→ **The problem**:
With the images removed, reproduce each entry below word for word.
____
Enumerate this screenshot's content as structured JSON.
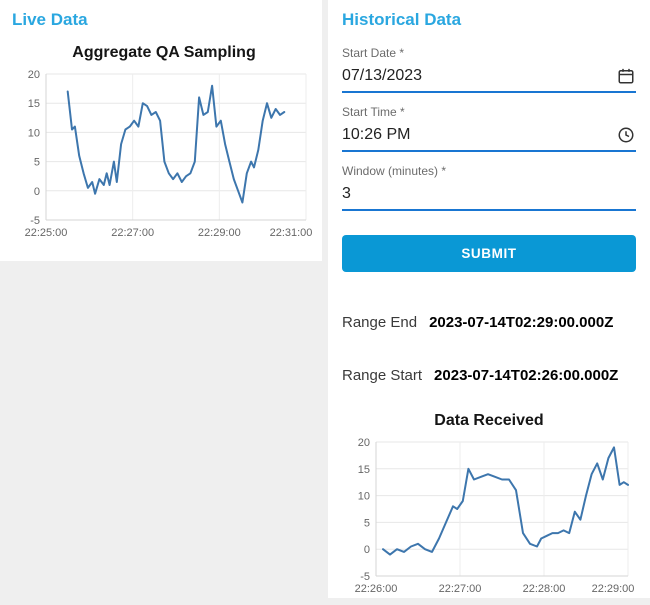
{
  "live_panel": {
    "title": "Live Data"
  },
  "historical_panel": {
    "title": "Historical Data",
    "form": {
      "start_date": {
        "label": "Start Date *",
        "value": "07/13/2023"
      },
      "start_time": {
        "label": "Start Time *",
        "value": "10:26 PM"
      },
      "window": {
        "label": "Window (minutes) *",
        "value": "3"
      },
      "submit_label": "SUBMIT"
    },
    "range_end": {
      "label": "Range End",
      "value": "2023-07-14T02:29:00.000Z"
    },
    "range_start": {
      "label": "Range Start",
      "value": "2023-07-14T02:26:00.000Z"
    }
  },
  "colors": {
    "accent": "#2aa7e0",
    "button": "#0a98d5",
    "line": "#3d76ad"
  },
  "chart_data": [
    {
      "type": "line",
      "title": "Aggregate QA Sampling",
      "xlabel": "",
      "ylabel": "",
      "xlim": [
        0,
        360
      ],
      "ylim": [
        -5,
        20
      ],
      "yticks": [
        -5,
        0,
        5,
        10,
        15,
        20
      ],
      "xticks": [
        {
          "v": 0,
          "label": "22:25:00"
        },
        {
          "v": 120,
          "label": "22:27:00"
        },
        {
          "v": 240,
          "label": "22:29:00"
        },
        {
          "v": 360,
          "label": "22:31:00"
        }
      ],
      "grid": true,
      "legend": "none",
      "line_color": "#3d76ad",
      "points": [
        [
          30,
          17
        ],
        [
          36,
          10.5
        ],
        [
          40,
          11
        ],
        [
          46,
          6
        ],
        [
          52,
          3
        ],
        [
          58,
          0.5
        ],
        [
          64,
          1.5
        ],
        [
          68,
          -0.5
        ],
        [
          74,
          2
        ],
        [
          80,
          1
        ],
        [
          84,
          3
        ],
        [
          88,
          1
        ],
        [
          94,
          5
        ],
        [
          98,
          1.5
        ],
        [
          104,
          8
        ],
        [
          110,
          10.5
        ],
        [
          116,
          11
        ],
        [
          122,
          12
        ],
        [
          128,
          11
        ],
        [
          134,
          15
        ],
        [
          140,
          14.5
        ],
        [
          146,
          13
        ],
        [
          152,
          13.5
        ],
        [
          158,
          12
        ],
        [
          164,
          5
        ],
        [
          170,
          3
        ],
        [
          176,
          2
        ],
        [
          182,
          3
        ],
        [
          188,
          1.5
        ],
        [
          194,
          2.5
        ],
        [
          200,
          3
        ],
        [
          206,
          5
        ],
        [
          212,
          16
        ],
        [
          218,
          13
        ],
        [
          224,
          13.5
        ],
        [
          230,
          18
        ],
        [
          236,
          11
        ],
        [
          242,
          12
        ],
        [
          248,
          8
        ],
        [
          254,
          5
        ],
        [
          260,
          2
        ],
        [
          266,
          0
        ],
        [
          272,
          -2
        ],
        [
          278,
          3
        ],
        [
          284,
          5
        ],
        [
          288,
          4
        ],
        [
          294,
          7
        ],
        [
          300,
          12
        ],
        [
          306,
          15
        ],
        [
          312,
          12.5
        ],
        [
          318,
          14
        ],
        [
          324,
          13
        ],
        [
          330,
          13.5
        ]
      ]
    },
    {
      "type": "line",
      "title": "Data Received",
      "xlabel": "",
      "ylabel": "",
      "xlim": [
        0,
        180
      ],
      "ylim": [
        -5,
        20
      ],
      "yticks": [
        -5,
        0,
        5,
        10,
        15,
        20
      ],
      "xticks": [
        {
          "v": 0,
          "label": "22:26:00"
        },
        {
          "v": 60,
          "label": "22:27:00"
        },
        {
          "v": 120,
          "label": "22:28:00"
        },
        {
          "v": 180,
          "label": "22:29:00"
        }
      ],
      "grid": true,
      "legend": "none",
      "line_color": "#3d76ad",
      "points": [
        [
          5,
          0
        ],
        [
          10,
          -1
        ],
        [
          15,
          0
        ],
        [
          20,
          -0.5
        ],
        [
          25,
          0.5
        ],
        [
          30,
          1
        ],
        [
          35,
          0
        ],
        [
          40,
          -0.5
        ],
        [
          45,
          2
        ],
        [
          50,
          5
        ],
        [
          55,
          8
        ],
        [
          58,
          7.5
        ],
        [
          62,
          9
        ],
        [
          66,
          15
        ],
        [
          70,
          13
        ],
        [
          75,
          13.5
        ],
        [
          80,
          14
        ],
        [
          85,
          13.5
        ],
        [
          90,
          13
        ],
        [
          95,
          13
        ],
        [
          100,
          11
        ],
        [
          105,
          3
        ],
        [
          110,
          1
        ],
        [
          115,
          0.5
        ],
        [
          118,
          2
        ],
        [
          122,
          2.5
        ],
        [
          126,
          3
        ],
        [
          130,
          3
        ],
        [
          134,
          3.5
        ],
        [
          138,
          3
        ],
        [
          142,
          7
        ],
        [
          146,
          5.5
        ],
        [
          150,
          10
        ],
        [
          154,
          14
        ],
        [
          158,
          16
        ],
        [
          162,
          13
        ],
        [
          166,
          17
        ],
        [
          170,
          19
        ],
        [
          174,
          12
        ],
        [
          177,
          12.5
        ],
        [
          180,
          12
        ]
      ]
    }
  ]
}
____
→ **Task result**:
Enumerate this screenshot's content as structured JSON.
{
  "live_panel": {
    "title": "Live Data"
  },
  "historical_panel": {
    "title": "Historical Data",
    "form": {
      "start_date": {
        "label": "Start Date *",
        "value": "07/13/2023"
      },
      "start_time": {
        "label": "Start Time *",
        "value": "10:26 PM"
      },
      "window": {
        "label": "Window (minutes) *",
        "value": "3"
      },
      "submit_label": "SUBMIT"
    },
    "range_end": {
      "label": "Range End",
      "value": "2023-07-14T02:29:00.000Z"
    },
    "range_start": {
      "label": "Range Start",
      "value": "2023-07-14T02:26:00.000Z"
    }
  },
  "colors": {
    "accent": "#2aa7e0",
    "button": "#0a98d5",
    "line": "#3d76ad"
  },
  "chart_data": [
    {
      "type": "line",
      "title": "Aggregate QA Sampling",
      "xlabel": "",
      "ylabel": "",
      "xlim": [
        0,
        360
      ],
      "ylim": [
        -5,
        20
      ],
      "yticks": [
        -5,
        0,
        5,
        10,
        15,
        20
      ],
      "xticks": [
        {
          "v": 0,
          "label": "22:25:00"
        },
        {
          "v": 120,
          "label": "22:27:00"
        },
        {
          "v": 240,
          "label": "22:29:00"
        },
        {
          "v": 360,
          "label": "22:31:00"
        }
      ],
      "grid": true,
      "legend": "none",
      "line_color": "#3d76ad",
      "points": [
        [
          30,
          17
        ],
        [
          36,
          10.5
        ],
        [
          40,
          11
        ],
        [
          46,
          6
        ],
        [
          52,
          3
        ],
        [
          58,
          0.5
        ],
        [
          64,
          1.5
        ],
        [
          68,
          -0.5
        ],
        [
          74,
          2
        ],
        [
          80,
          1
        ],
        [
          84,
          3
        ],
        [
          88,
          1
        ],
        [
          94,
          5
        ],
        [
          98,
          1.5
        ],
        [
          104,
          8
        ],
        [
          110,
          10.5
        ],
        [
          116,
          11
        ],
        [
          122,
          12
        ],
        [
          128,
          11
        ],
        [
          134,
          15
        ],
        [
          140,
          14.5
        ],
        [
          146,
          13
        ],
        [
          152,
          13.5
        ],
        [
          158,
          12
        ],
        [
          164,
          5
        ],
        [
          170,
          3
        ],
        [
          176,
          2
        ],
        [
          182,
          3
        ],
        [
          188,
          1.5
        ],
        [
          194,
          2.5
        ],
        [
          200,
          3
        ],
        [
          206,
          5
        ],
        [
          212,
          16
        ],
        [
          218,
          13
        ],
        [
          224,
          13.5
        ],
        [
          230,
          18
        ],
        [
          236,
          11
        ],
        [
          242,
          12
        ],
        [
          248,
          8
        ],
        [
          254,
          5
        ],
        [
          260,
          2
        ],
        [
          266,
          0
        ],
        [
          272,
          -2
        ],
        [
          278,
          3
        ],
        [
          284,
          5
        ],
        [
          288,
          4
        ],
        [
          294,
          7
        ],
        [
          300,
          12
        ],
        [
          306,
          15
        ],
        [
          312,
          12.5
        ],
        [
          318,
          14
        ],
        [
          324,
          13
        ],
        [
          330,
          13.5
        ]
      ]
    },
    {
      "type": "line",
      "title": "Data Received",
      "xlabel": "",
      "ylabel": "",
      "xlim": [
        0,
        180
      ],
      "ylim": [
        -5,
        20
      ],
      "yticks": [
        -5,
        0,
        5,
        10,
        15,
        20
      ],
      "xticks": [
        {
          "v": 0,
          "label": "22:26:00"
        },
        {
          "v": 60,
          "label": "22:27:00"
        },
        {
          "v": 120,
          "label": "22:28:00"
        },
        {
          "v": 180,
          "label": "22:29:00"
        }
      ],
      "grid": true,
      "legend": "none",
      "line_color": "#3d76ad",
      "points": [
        [
          5,
          0
        ],
        [
          10,
          -1
        ],
        [
          15,
          0
        ],
        [
          20,
          -0.5
        ],
        [
          25,
          0.5
        ],
        [
          30,
          1
        ],
        [
          35,
          0
        ],
        [
          40,
          -0.5
        ],
        [
          45,
          2
        ],
        [
          50,
          5
        ],
        [
          55,
          8
        ],
        [
          58,
          7.5
        ],
        [
          62,
          9
        ],
        [
          66,
          15
        ],
        [
          70,
          13
        ],
        [
          75,
          13.5
        ],
        [
          80,
          14
        ],
        [
          85,
          13.5
        ],
        [
          90,
          13
        ],
        [
          95,
          13
        ],
        [
          100,
          11
        ],
        [
          105,
          3
        ],
        [
          110,
          1
        ],
        [
          115,
          0.5
        ],
        [
          118,
          2
        ],
        [
          122,
          2.5
        ],
        [
          126,
          3
        ],
        [
          130,
          3
        ],
        [
          134,
          3.5
        ],
        [
          138,
          3
        ],
        [
          142,
          7
        ],
        [
          146,
          5.5
        ],
        [
          150,
          10
        ],
        [
          154,
          14
        ],
        [
          158,
          16
        ],
        [
          162,
          13
        ],
        [
          166,
          17
        ],
        [
          170,
          19
        ],
        [
          174,
          12
        ],
        [
          177,
          12.5
        ],
        [
          180,
          12
        ]
      ]
    }
  ]
}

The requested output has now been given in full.